So... a vocabulary exists, the Gainsbourg arrangement style. But would Serge, had he lived, have become dazzled by his own past? Would he have made a record now, in 2006, pastiching his own string arrangments from 1971? Hell no. He'd be working with Timbaland and Missy Elliot, or Dre and M.I.A. Always pushing on, always provoking.

But here's Charlotte, with a new record coming out. An album called 5.55, to be released on August 28th. Twenty years after "Lemon Incest", and 35 years after Melody Nelson (she appears on the sleeve as a foetus in the womb, an invisible bulge in her "Lolita" mother's belly).

We never thought she'd do it. She seemed to have an extraordinary restraint, a delicate tact, leaving that one album she made with her dad as the last word. Oh, sure, there was the odd collaboration with MC Solaar. And there were lots of films. She's an actress, like her mum. Sure, she was always being approached by people like Burgalat, would-be producers who'd gladly have gnawed their own right arm off to make an album with her, people who idolized her dad, modeled their shoes on his shoes, their dogs on his dog, their fatal cigarettes on his. She always said no. Her silence was Beckettian, Wittgensteinian.

Until now. Suddenly there are some exclusive preview clips of 5.55 on someone's MySpace page. And it sounds, immediately, great... No, wait, it sounds terrible because it sounds great. It sounds like a pastiche of Jane Birkin and Serge Gainsbourg. And look, it has a cast of millions of guest artist epigones who wear Gainsbourg's shoes, and smoke his cigarettes, and walk his dog, and grow his stubble: Brian Molko, and Beck's dad, and Jarvis Cocker. The usual suspects! The postmodernists! The Britpoppers, propping up pop with a bit of retro, a bit of sampling, a bit of a tribute to the re-runs!

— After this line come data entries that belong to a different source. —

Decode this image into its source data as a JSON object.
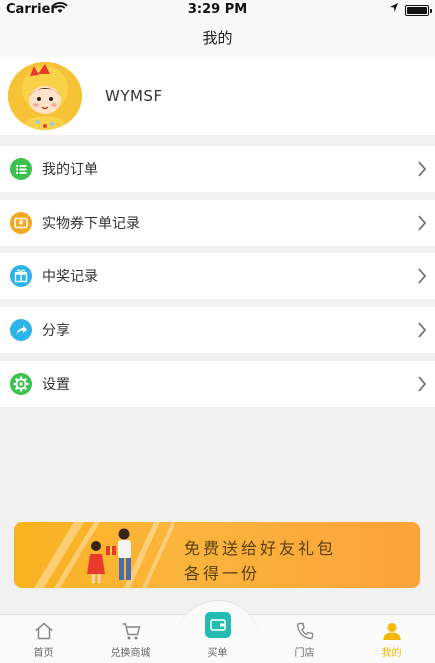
{
  "status_bar": {
    "carrier": "Carrier",
    "time": "3:29 PM"
  },
  "nav": {
    "title": "我的"
  },
  "profile": {
    "username": "WYMSF"
  },
  "menu": [
    {
      "label": "我的订单",
      "icon": "list-icon",
      "color": "#3cc24c"
    },
    {
      "label": "实物券下单记录",
      "icon": "coupon-icon",
      "color": "#f5a623"
    },
    {
      "label": "中奖记录",
      "icon": "gift-icon",
      "color": "#2bb5e8"
    },
    {
      "label": "分享",
      "icon": "share-icon",
      "color": "#2bb5e8"
    },
    {
      "label": "设置",
      "icon": "gear-icon",
      "color": "#3cc24c"
    }
  ],
  "banner": {
    "line1": "免费送给好友礼包",
    "line2": "各得一份"
  },
  "tabs": [
    {
      "label": "首页",
      "icon": "home-icon"
    },
    {
      "label": "兑换商城",
      "icon": "cart-icon"
    },
    {
      "label": "买单",
      "icon": "wallet-icon"
    },
    {
      "label": "门店",
      "icon": "phone-icon"
    },
    {
      "label": "我的",
      "icon": "user-icon"
    }
  ],
  "colors": {
    "accent": "#f5b800",
    "teal": "#25bcb0",
    "banner": "#f9b21f"
  }
}
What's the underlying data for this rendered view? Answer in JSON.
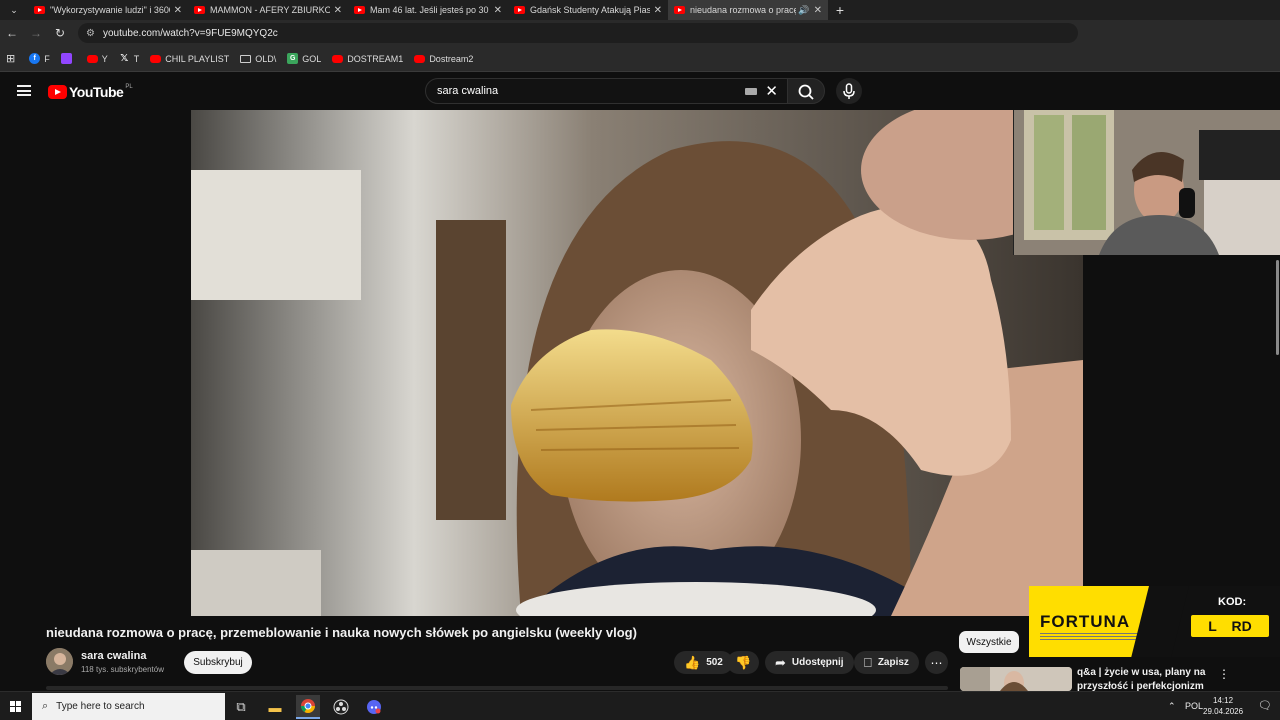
{
  "browser": {
    "tabs": [
      {
        "title": "\"Wykorzystywanie ludzi\" i 3600",
        "active": false,
        "speaker": false
      },
      {
        "title": "MAMMON - AFERY ZBIURKOW",
        "active": false,
        "speaker": false
      },
      {
        "title": "Mam 46 lat. Jeśli jesteś po 30 c",
        "active": false,
        "speaker": false
      },
      {
        "title": "Gdańsk Studenty Atakują Piasto",
        "active": false,
        "speaker": false
      },
      {
        "title": "nieudana rozmowa o pracę",
        "active": true,
        "speaker": true
      }
    ],
    "url": "youtube.com/watch?v=9FUE9MQYQ2c",
    "bookmarks": [
      {
        "label": "F",
        "icon": "facebook-icon"
      },
      {
        "label": "",
        "icon": "twitch-icon"
      },
      {
        "label": "Y",
        "icon": "youtube-icon"
      },
      {
        "label": "T",
        "icon": "x-icon"
      },
      {
        "label": "CHIL PLAYLIST",
        "icon": "youtube-icon"
      },
      {
        "label": "OLD\\",
        "icon": "folder-icon"
      },
      {
        "label": "GOL",
        "icon": "game-icon"
      },
      {
        "label": "DOSTREAM1",
        "icon": "youtube-icon"
      },
      {
        "label": "Dostream2",
        "icon": "youtube-icon"
      }
    ]
  },
  "youtube": {
    "logo": "YouTube",
    "country": "PL",
    "search_query": "sara cwalina"
  },
  "video": {
    "title": "nieudana rozmowa o pracę, przemeblowanie i nauka nowych słówek po angielsku (weekly vlog)",
    "channel": "sara cwalina",
    "subscribers": "118 tys. subskrybentów",
    "subscribe_label": "Subskrybuj",
    "likes": "502",
    "share_label": "Udostępnij",
    "save_label": "Zapisz"
  },
  "sidebar": {
    "chip_label": "Wszystkie",
    "recommended": [
      {
        "title": "q&a | życie w usa, plany na przyszłość i perfekcjonizm ..."
      }
    ]
  },
  "ad": {
    "brand": "FORTUNA",
    "code_label": "KOD:",
    "code_chars": [
      "L",
      "RD"
    ]
  },
  "taskbar": {
    "search_placeholder": "Type here to search",
    "language": "POL",
    "time": "14:12",
    "date": "29.04.2026"
  },
  "colors": {
    "youtube_red": "#ff0000",
    "fortuna_yellow": "#ffde00",
    "background": "#0f0f0f"
  }
}
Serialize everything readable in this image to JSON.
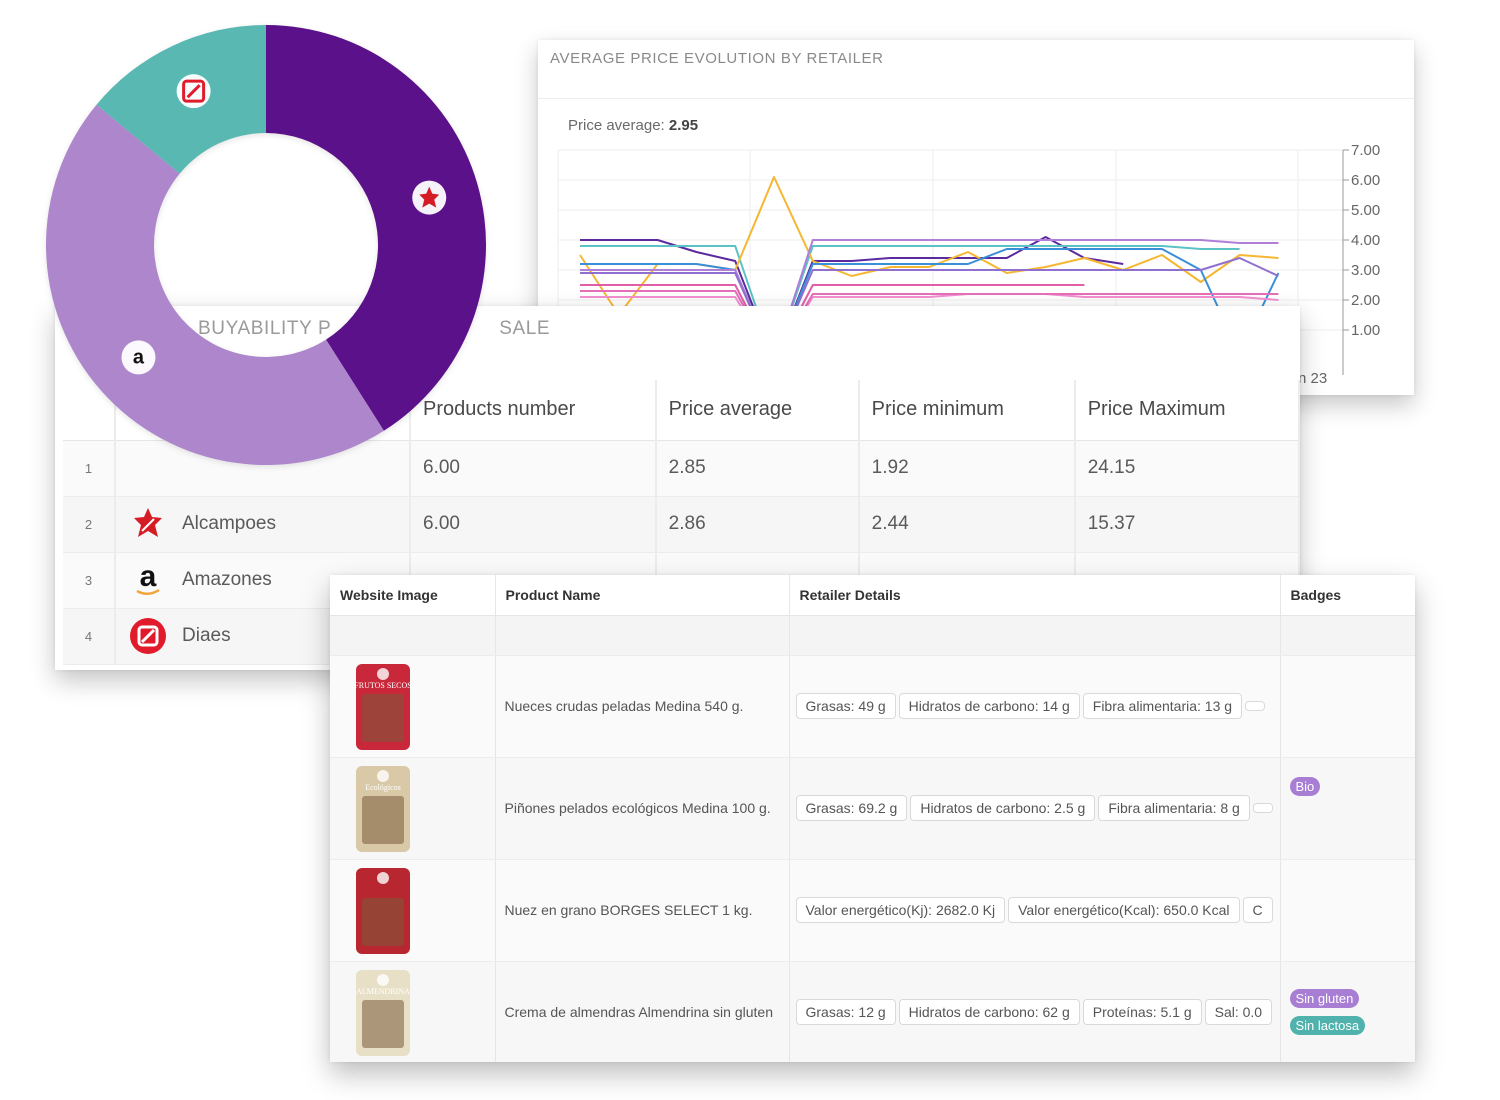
{
  "price_card": {
    "title": "AVERAGE PRICE EVOLUTION BY RETAILER",
    "avg_label": "Price average:",
    "avg_value": "2.95",
    "date_label": "n 23"
  },
  "chart_data": {
    "type": "line",
    "ylim": [
      0,
      7
    ],
    "y_ticks": [
      "7.00",
      "6.00",
      "5.00",
      "4.00",
      "3.00",
      "2.00",
      "1.00"
    ],
    "grid": true,
    "series": [
      {
        "color": "#5b2a9e",
        "values": [
          4.0,
          4.0,
          4.0,
          3.6,
          3.3,
          0.0,
          3.3,
          3.3,
          3.4,
          3.4,
          3.4,
          3.4,
          4.1,
          3.4,
          3.2
        ]
      },
      {
        "color": "#5bc2c6",
        "values": [
          3.8,
          3.8,
          3.8,
          3.8,
          3.8,
          0.0,
          3.8,
          3.8,
          3.8,
          3.8,
          3.8,
          3.8,
          3.8,
          3.8,
          3.8,
          3.8,
          3.7,
          3.7
        ]
      },
      {
        "color": "#f5b731",
        "values": [
          3.5,
          1.5,
          3.2,
          3.2,
          3.0,
          6.1,
          3.3,
          2.8,
          3.1,
          3.1,
          3.6,
          2.9,
          3.1,
          3.4,
          3.0,
          3.5,
          2.6,
          3.5,
          3.4
        ]
      },
      {
        "color": "#3a8fd8",
        "values": [
          3.2,
          3.2,
          3.2,
          3.2,
          3.0,
          0.0,
          3.2,
          3.2,
          3.2,
          3.2,
          3.2,
          3.7,
          3.7,
          3.7,
          3.7,
          3.7,
          3.0,
          0.2,
          2.9
        ]
      },
      {
        "color": "#b07fd8",
        "values": [
          3.0,
          3.0,
          3.0,
          3.0,
          3.0,
          0.0,
          4.0,
          4.0,
          4.0,
          4.0,
          4.0,
          4.0,
          4.0,
          4.0,
          4.0,
          4.0,
          4.0,
          3.9,
          3.9
        ]
      },
      {
        "color": "#8f6fd0",
        "values": [
          2.9,
          2.9,
          2.9,
          2.9,
          2.9,
          0.0,
          3.0,
          3.0,
          3.0,
          3.0,
          3.0,
          3.0,
          3.0,
          3.0,
          3.0,
          3.0,
          3.0,
          3.4,
          2.8
        ]
      },
      {
        "color": "#e05fa8",
        "values": [
          2.5,
          2.5,
          2.5,
          2.5,
          2.5,
          0.0,
          2.5,
          2.5,
          2.5,
          2.5,
          2.5,
          2.5,
          2.5,
          2.5
        ]
      },
      {
        "color": "#f28fd0",
        "values": [
          2.1,
          2.1,
          2.1,
          2.1,
          2.1,
          0.0,
          2.1,
          2.1,
          2.1,
          2.1,
          2.2,
          2.2,
          2.2,
          2.1,
          2.1,
          2.1,
          2.1,
          2.1,
          2.0
        ]
      },
      {
        "color": "#e56fb8",
        "values": [
          2.3,
          2.3,
          2.3,
          2.3,
          2.3,
          0.0,
          2.2,
          2.2,
          2.2,
          2.2,
          2.2,
          2.2,
          2.2,
          2.2,
          2.2,
          2.2,
          2.2,
          2.2,
          2.2
        ]
      }
    ]
  },
  "buy_card": {
    "title": "BUYABILITY P",
    "title_tail": "SALE",
    "headers": [
      "",
      "",
      "Products number",
      "Price average",
      "Price minimum",
      "Price Maximum"
    ],
    "rows": [
      {
        "idx": "1",
        "retailer": "",
        "logo": "none",
        "products": "6.00",
        "avg": "2.85",
        "min": "1.92",
        "max": "24.15"
      },
      {
        "idx": "2",
        "retailer": "Alcampoes",
        "logo": "alcampo-icon",
        "products": "6.00",
        "avg": "2.86",
        "min": "2.44",
        "max": "15.37"
      },
      {
        "idx": "3",
        "retailer": "Amazones",
        "logo": "amazon-icon",
        "products": "",
        "avg": "",
        "min": "",
        "max": ""
      },
      {
        "idx": "4",
        "retailer": "Diaes",
        "logo": "dia-icon",
        "products": "",
        "avg": "",
        "min": "",
        "max": ""
      }
    ]
  },
  "donut": {
    "slices": [
      {
        "retailer": "Alcampo",
        "share": 0.41,
        "color": "#5b1189",
        "icon": "alcampo-icon"
      },
      {
        "retailer": "Amazon",
        "share": 0.45,
        "color": "#ad86cc",
        "icon": "amazon-icon"
      },
      {
        "retailer": "Dia",
        "share": 0.14,
        "color": "#5ab8b3",
        "icon": "dia-icon"
      }
    ]
  },
  "product_table": {
    "headers": [
      "Website Image",
      "Product Name",
      "Retailer Details",
      "Badges"
    ],
    "rows": [
      {
        "name": "Nueces crudas peladas Medina 540 g.",
        "details": [
          "Grasas: 49 g",
          "Hidratos de carbono: 14 g",
          "Fibra alimentaria: 13 g",
          ""
        ],
        "badges": [],
        "img_text": "FRUTOS SECOS",
        "img_color": "#c9283a"
      },
      {
        "name": "Piñones pelados ecológicos Medina 100 g.",
        "details": [
          "Grasas: 69.2 g",
          "Hidratos de carbono: 2.5 g",
          "Fibra alimentaria: 8 g",
          ""
        ],
        "badges": [
          {
            "label": "Bio",
            "color": "#a87ed4"
          }
        ],
        "img_text": "Ecológicos",
        "img_color": "#d9c9a7"
      },
      {
        "name": "Nuez en grano BORGES SELECT 1 kg.",
        "details": [
          "Valor energético(Kj): 2682.0 Kj",
          "Valor energético(Kcal): 650.0 Kcal",
          "C"
        ],
        "badges": [],
        "img_text": "",
        "img_color": "#b8262f"
      },
      {
        "name": "Crema de almendras Almendrina sin gluten",
        "details": [
          "Grasas: 12 g",
          "Hidratos de carbono: 62 g",
          "Proteínas: 5.1 g",
          "Sal: 0.0"
        ],
        "badges": [
          {
            "label": "Sin gluten",
            "color": "#a87ed4"
          },
          {
            "label": "Sin lactosa",
            "color": "#4fb2ac"
          }
        ],
        "img_text": "ALMENDRINA",
        "img_color": "#e7e0c6"
      }
    ]
  },
  "colors": {
    "accent_purple": "#5b1189",
    "light_purple": "#ad86cc",
    "teal": "#5ab8b3"
  }
}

These clips sound "good" in the way so much contemporary record production does: because they hit familiar buttons. They do for pop music what YouTube does for television: pick over the corpse, snarfing up the tasty bits. They succeed by formulae already well-established, and in fact funereal. This born-too-late, blow-over-the-embers, dance-on-the-grave stuff (dur, dur d'être bébé) suggests that pop's genius -- which is, as Serge knew, a genius for depravity, disturbance, but above all novelty -- is going, going... gone.